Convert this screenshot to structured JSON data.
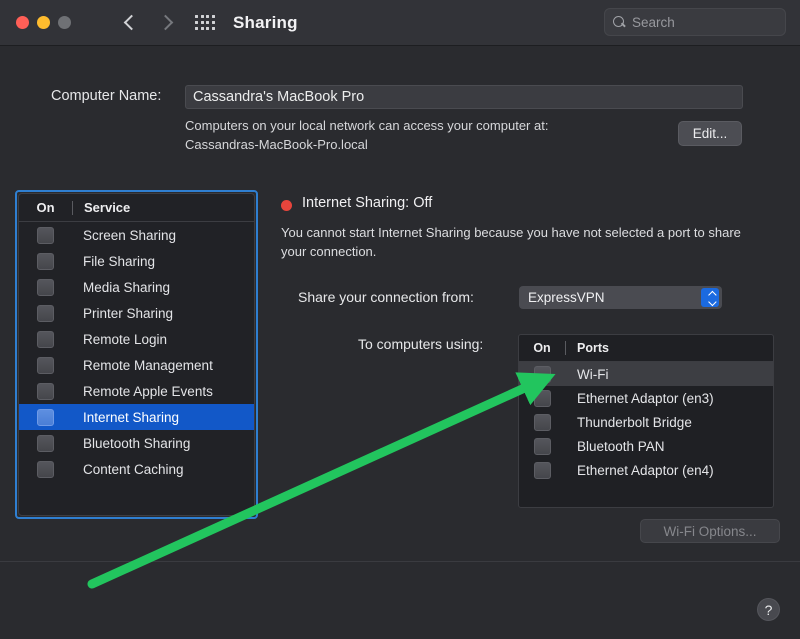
{
  "window": {
    "title": "Sharing",
    "traffic_lights": [
      "close",
      "minimize",
      "zoom"
    ],
    "back_icon": "chevron-left-icon",
    "forward_icon": "chevron-right-icon",
    "show_all_icon": "grid-icon"
  },
  "search": {
    "placeholder": "Search",
    "value": "",
    "icon": "search-icon"
  },
  "computer_name": {
    "label": "Computer Name:",
    "value": "Cassandra's MacBook Pro",
    "help_line1": "Computers on your local network can access your computer at:",
    "help_line2": "Cassandras-MacBook-Pro.local",
    "edit_label": "Edit..."
  },
  "services": {
    "columns": {
      "on": "On",
      "name": "Service"
    },
    "items": [
      {
        "label": "Screen Sharing",
        "on": false,
        "selected": false
      },
      {
        "label": "File Sharing",
        "on": false,
        "selected": false
      },
      {
        "label": "Media Sharing",
        "on": false,
        "selected": false
      },
      {
        "label": "Printer Sharing",
        "on": false,
        "selected": false
      },
      {
        "label": "Remote Login",
        "on": false,
        "selected": false
      },
      {
        "label": "Remote Management",
        "on": false,
        "selected": false
      },
      {
        "label": "Remote Apple Events",
        "on": false,
        "selected": false
      },
      {
        "label": "Internet Sharing",
        "on": false,
        "selected": true
      },
      {
        "label": "Bluetooth Sharing",
        "on": false,
        "selected": false
      },
      {
        "label": "Content Caching",
        "on": false,
        "selected": false
      }
    ]
  },
  "detail": {
    "status_label": "Internet Sharing: Off",
    "status_color": "#e8453c",
    "warning": "You cannot start Internet Sharing because you have not selected a port to share your connection.",
    "share_from_label": "Share your connection from:",
    "share_from_value": "ExpressVPN",
    "ports_label": "To computers using:",
    "ports_columns": {
      "on": "On",
      "name": "Ports"
    },
    "ports": [
      {
        "label": "Wi-Fi",
        "on": false,
        "selected": true
      },
      {
        "label": "Ethernet Adaptor (en3)",
        "on": false,
        "selected": false
      },
      {
        "label": "Thunderbolt Bridge",
        "on": false,
        "selected": false
      },
      {
        "label": "Bluetooth PAN",
        "on": false,
        "selected": false
      },
      {
        "label": "Ethernet Adaptor (en4)",
        "on": false,
        "selected": false
      }
    ],
    "wifi_options_label": "Wi-Fi Options...",
    "wifi_options_enabled": false
  },
  "footer": {
    "help_label": "?"
  },
  "annotations": {
    "arrow_color": "#22c55e",
    "outline_color": "#2f7fd1"
  }
}
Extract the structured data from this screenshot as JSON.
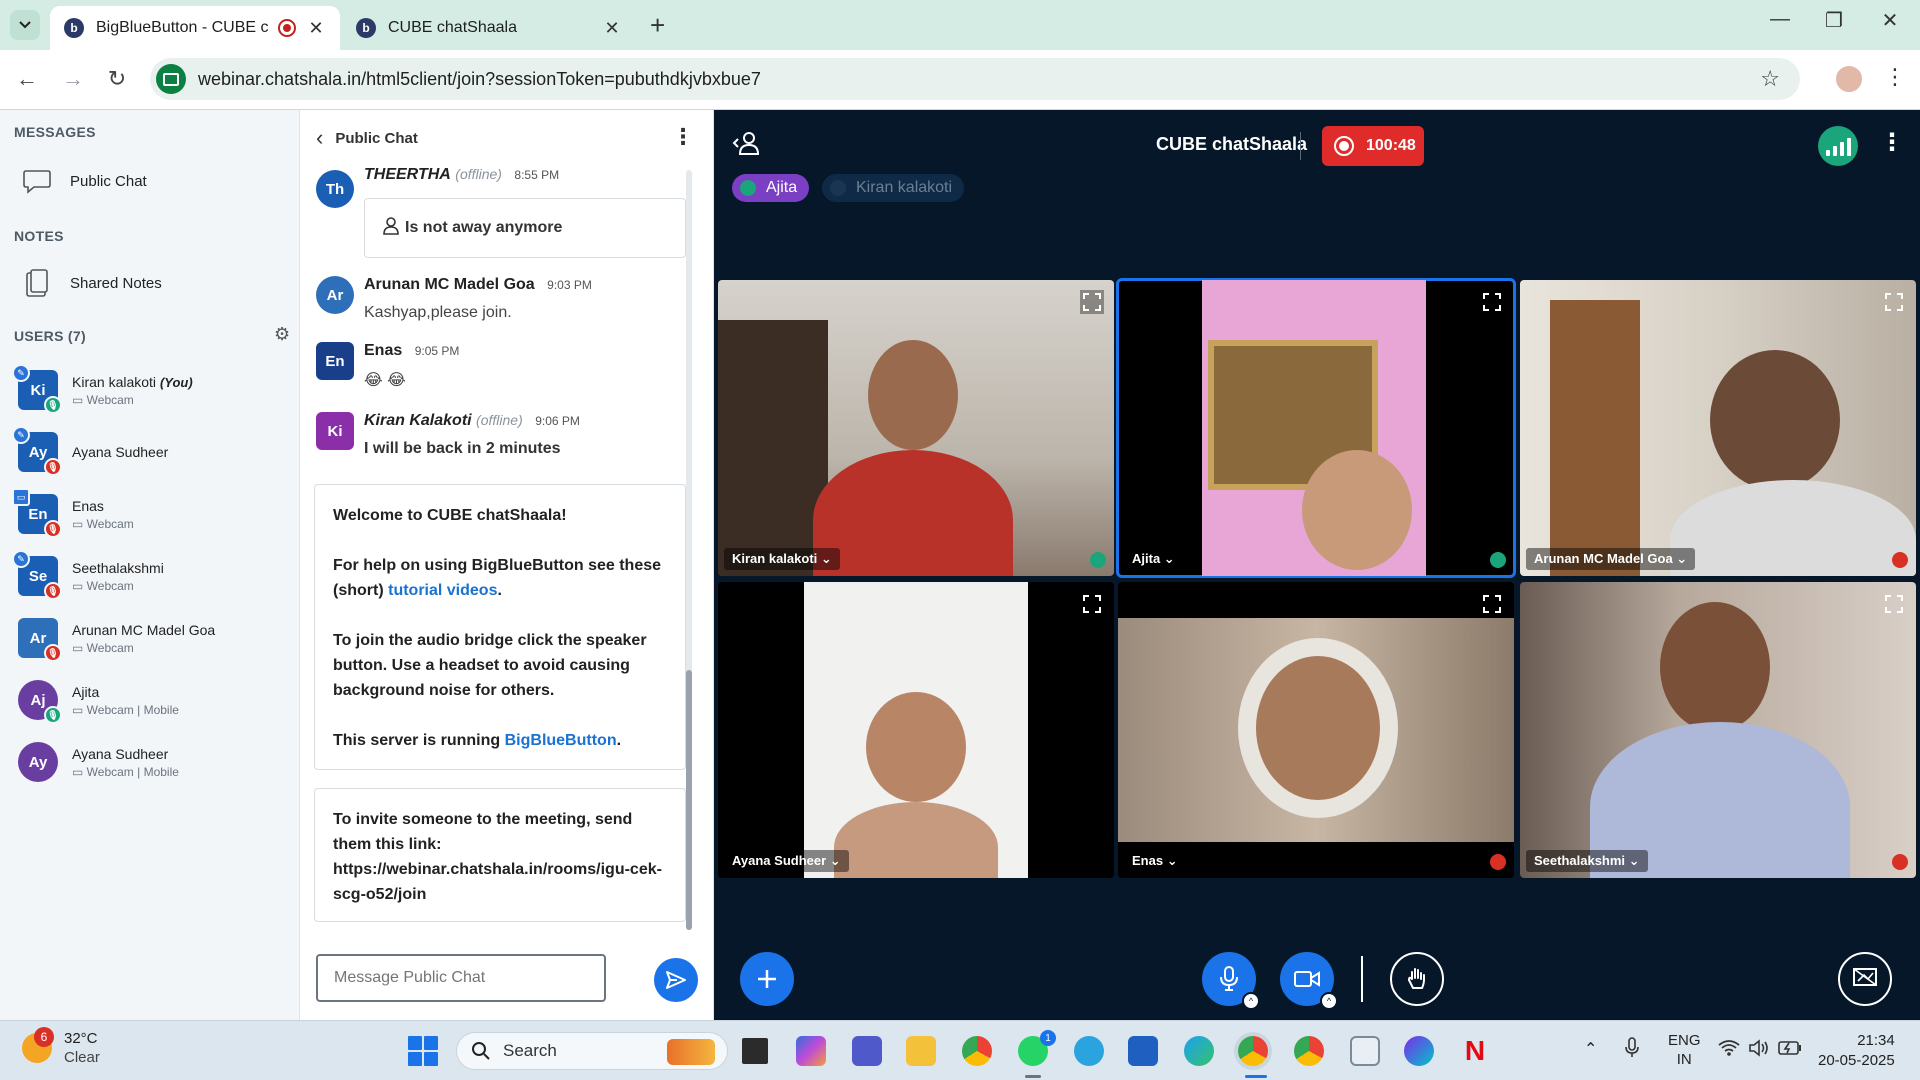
{
  "browser": {
    "tabs": [
      {
        "title": "BigBlueButton - CUBE chatS",
        "active": true
      },
      {
        "title": "CUBE chatShaala",
        "active": false
      }
    ],
    "url": "webinar.chatshala.in/html5client/join?sessionToken=pubuthdkjvbxbue7"
  },
  "sidebar": {
    "messages_title": "MESSAGES",
    "public_chat": "Public Chat",
    "notes_title": "NOTES",
    "shared_notes": "Shared Notes",
    "users_title": "USERS (7)",
    "users": [
      {
        "initials": "Ki",
        "name": "Kiran kalakoti",
        "you": "(You)",
        "sub": "Webcam",
        "color": "#1a5fb4"
      },
      {
        "initials": "Ay",
        "name": "Ayana Sudheer",
        "sub": "",
        "color": "#1a5fb4"
      },
      {
        "initials": "En",
        "name": "Enas",
        "sub": "Webcam",
        "color": "#1a5fb4"
      },
      {
        "initials": "Se",
        "name": "Seethalakshmi",
        "sub": "Webcam",
        "color": "#1a5fb4"
      },
      {
        "initials": "Ar",
        "name": "Arunan MC Madel Goa",
        "sub": "Webcam",
        "color": "#2d6fb8"
      },
      {
        "initials": "Aj",
        "name": "Ajita",
        "sub": "Webcam | Mobile",
        "color": "#6a3ea1"
      },
      {
        "initials": "Ay",
        "name": "Ayana Sudheer",
        "sub": "Webcam | Mobile",
        "color": "#6a3ea1"
      }
    ]
  },
  "chat": {
    "title": "Public Chat",
    "messages": [
      {
        "initials": "Th",
        "name": "THEERTHA",
        "offline": "(offline)",
        "time": "8:55 PM",
        "status": "Is not away anymore",
        "color": "#1a5fb4"
      },
      {
        "initials": "Ar",
        "name": "Arunan MC Madel Goa",
        "time": "9:03 PM",
        "text": "Kashyap,please join.",
        "color": "#2d6fb8"
      },
      {
        "initials": "En",
        "name": "Enas",
        "time": "9:05 PM",
        "text": "😂 😂",
        "color": "#1a3f8a"
      },
      {
        "initials": "Ki",
        "name": "Kiran Kalakoti",
        "offline": "(offline)",
        "time": "9:06 PM",
        "text": "I will be back in 2 minutes",
        "color": "#8b2fa8"
      }
    ],
    "welcome": {
      "line1_pre": "Welcome to ",
      "line1_bold": "CUBE chatShaala",
      "line1_post": "!",
      "line2_pre": "For help on using BigBlueButton see these (short) ",
      "line2_link": "tutorial videos",
      "line2_post": ".",
      "line3": "To join the audio bridge click the speaker button. Use a headset to avoid causing background noise for others.",
      "line4_pre": "This server is running ",
      "line4_link": "BigBlueButton",
      "line4_post": "."
    },
    "invite_text": "To invite someone to the meeting, send them this link:",
    "invite_link": "https://webinar.chatshala.in/rooms/igu-cek-scg-o52/join",
    "input_placeholder": "Message Public Chat"
  },
  "meeting": {
    "title": "CUBE chatShaala",
    "record_time": "100:48",
    "talkers": [
      {
        "name": "Ajita",
        "active": true
      },
      {
        "name": "Kiran kalakoti",
        "active": false
      }
    ],
    "tiles": [
      {
        "name": "Kiran kalakoti",
        "mic": "on"
      },
      {
        "name": "Ajita",
        "mic": "on"
      },
      {
        "name": "Arunan MC Madel Goa",
        "mic": "muted"
      },
      {
        "name": "Ayana Sudheer",
        "mic": "none"
      },
      {
        "name": "Enas",
        "mic": "muted"
      },
      {
        "name": "Seethalakshmi",
        "mic": "muted"
      }
    ]
  },
  "taskbar": {
    "weather_badge": "6",
    "temperature": "32°C",
    "condition": "Clear",
    "search_label": "Search",
    "whatsapp_badge": "1",
    "lang_top": "ENG",
    "lang_bottom": "IN",
    "time": "21:34",
    "date": "20-05-2025"
  }
}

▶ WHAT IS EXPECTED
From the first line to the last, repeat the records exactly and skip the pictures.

▶ SOLVED EXERCISE
Convert this screenshot to structured JSON data.
{
  "window": {
    "title": "Sharing",
    "traffic_lights": [
      "close",
      "minimize",
      "zoom"
    ],
    "back_icon": "chevron-left-icon",
    "forward_icon": "chevron-right-icon",
    "show_all_icon": "grid-icon"
  },
  "search": {
    "placeholder": "Search",
    "value": "",
    "icon": "search-icon"
  },
  "computer_name": {
    "label": "Computer Name:",
    "value": "Cassandra's MacBook Pro",
    "help_line1": "Computers on your local network can access your computer at:",
    "help_line2": "Cassandras-MacBook-Pro.local",
    "edit_label": "Edit..."
  },
  "services": {
    "columns": {
      "on": "On",
      "name": "Service"
    },
    "items": [
      {
        "label": "Screen Sharing",
        "on": false,
        "selected": false
      },
      {
        "label": "File Sharing",
        "on": false,
        "selected": false
      },
      {
        "label": "Media Sharing",
        "on": false,
        "selected": false
      },
      {
        "label": "Printer Sharing",
        "on": false,
        "selected": false
      },
      {
        "label": "Remote Login",
        "on": false,
        "selected": false
      },
      {
        "label": "Remote Management",
        "on": false,
        "selected": false
      },
      {
        "label": "Remote Apple Events",
        "on": false,
        "selected": false
      },
      {
        "label": "Internet Sharing",
        "on": false,
        "selected": true
      },
      {
        "label": "Bluetooth Sharing",
        "on": false,
        "selected": false
      },
      {
        "label": "Content Caching",
        "on": false,
        "selected": false
      }
    ]
  },
  "detail": {
    "status_label": "Internet Sharing: Off",
    "status_color": "#e8453c",
    "warning": "You cannot start Internet Sharing because you have not selected a port to share your connection.",
    "share_from_label": "Share your connection from:",
    "share_from_value": "ExpressVPN",
    "ports_label": "To computers using:",
    "ports_columns": {
      "on": "On",
      "name": "Ports"
    },
    "ports": [
      {
        "label": "Wi-Fi",
        "on": false,
        "selected": true
      },
      {
        "label": "Ethernet Adaptor (en3)",
        "on": false,
        "selected": false
      },
      {
        "label": "Thunderbolt Bridge",
        "on": false,
        "selected": false
      },
      {
        "label": "Bluetooth PAN",
        "on": false,
        "selected": false
      },
      {
        "label": "Ethernet Adaptor (en4)",
        "on": false,
        "selected": false
      }
    ],
    "wifi_options_label": "Wi-Fi Options...",
    "wifi_options_enabled": false
  },
  "footer": {
    "help_label": "?"
  },
  "annotations": {
    "arrow_color": "#22c55e",
    "outline_color": "#2f7fd1"
  }
}
Extract the structured data from this screenshot as JSON.
{
  "browser": {
    "tabs": [
      {
        "title": "BigBlueButton - CUBE chatS",
        "active": true
      },
      {
        "title": "CUBE chatShaala",
        "active": false
      }
    ],
    "url": "webinar.chatshala.in/html5client/join?sessionToken=pubuthdkjvbxbue7"
  },
  "sidebar": {
    "messages_title": "MESSAGES",
    "public_chat": "Public Chat",
    "notes_title": "NOTES",
    "shared_notes": "Shared Notes",
    "users_title": "USERS (7)",
    "users": [
      {
        "initials": "Ki",
        "name": "Kiran kalakoti",
        "you": "(You)",
        "sub": "Webcam",
        "color": "#1a5fb4"
      },
      {
        "initials": "Ay",
        "name": "Ayana Sudheer",
        "sub": "",
        "color": "#1a5fb4"
      },
      {
        "initials": "En",
        "name": "Enas",
        "sub": "Webcam",
        "color": "#1a5fb4"
      },
      {
        "initials": "Se",
        "name": "Seethalakshmi",
        "sub": "Webcam",
        "color": "#1a5fb4"
      },
      {
        "initials": "Ar",
        "name": "Arunan MC Madel Goa",
        "sub": "Webcam",
        "color": "#2d6fb8"
      },
      {
        "initials": "Aj",
        "name": "Ajita",
        "sub": "Webcam | Mobile",
        "color": "#6a3ea1"
      },
      {
        "initials": "Ay",
        "name": "Ayana Sudheer",
        "sub": "Webcam | Mobile",
        "color": "#6a3ea1"
      }
    ]
  },
  "chat": {
    "title": "Public Chat",
    "messages": [
      {
        "initials": "Th",
        "name": "THEERTHA",
        "offline": "(offline)",
        "time": "8:55 PM",
        "status": "Is not away anymore",
        "color": "#1a5fb4"
      },
      {
        "initials": "Ar",
        "name": "Arunan MC Madel Goa",
        "time": "9:03 PM",
        "text": "Kashyap,please join.",
        "color": "#2d6fb8"
      },
      {
        "initials": "En",
        "name": "Enas",
        "time": "9:05 PM",
        "text": "😂 😂",
        "color": "#1a3f8a"
      },
      {
        "initials": "Ki",
        "name": "Kiran Kalakoti",
        "offline": "(offline)",
        "time": "9:06 PM",
        "text": "I will be back in 2 minutes",
        "color": "#8b2fa8"
      }
    ],
    "welcome": {
      "line1_pre": "Welcome to ",
      "line1_bold": "CUBE chatShaala",
      "line1_post": "!",
      "line2_pre": "For help on using BigBlueButton see these (short) ",
      "line2_link": "tutorial videos",
      "line2_post": ".",
      "line3": "To join the audio bridge click the speaker button. Use a headset to avoid causing background noise for others.",
      "line4_pre": "This server is running ",
      "line4_link": "BigBlueButton",
      "line4_post": "."
    },
    "invite_text": "To invite someone to the meeting, send them this link:",
    "invite_link": "https://webinar.chatshala.in/rooms/igu-cek-scg-o52/join",
    "input_placeholder": "Message Public Chat"
  },
  "meeting": {
    "title": "CUBE chatShaala",
    "record_time": "100:48",
    "talkers": [
      {
        "name": "Ajita",
        "active": true
      },
      {
        "name": "Kiran kalakoti",
        "active": false
      }
    ],
    "tiles": [
      {
        "name": "Kiran kalakoti",
        "mic": "on"
      },
      {
        "name": "Ajita",
        "mic": "on"
      },
      {
        "name": "Arunan MC Madel Goa",
        "mic": "muted"
      },
      {
        "name": "Ayana Sudheer",
        "mic": "none"
      },
      {
        "name": "Enas",
        "mic": "muted"
      },
      {
        "name": "Seethalakshmi",
        "mic": "muted"
      }
    ]
  },
  "taskbar": {
    "weather_badge": "6",
    "temperature": "32°C",
    "condition": "Clear",
    "search_label": "Search",
    "whatsapp_badge": "1",
    "lang_top": "ENG",
    "lang_bottom": "IN",
    "time": "21:34",
    "date": "20-05-2025"
  }
}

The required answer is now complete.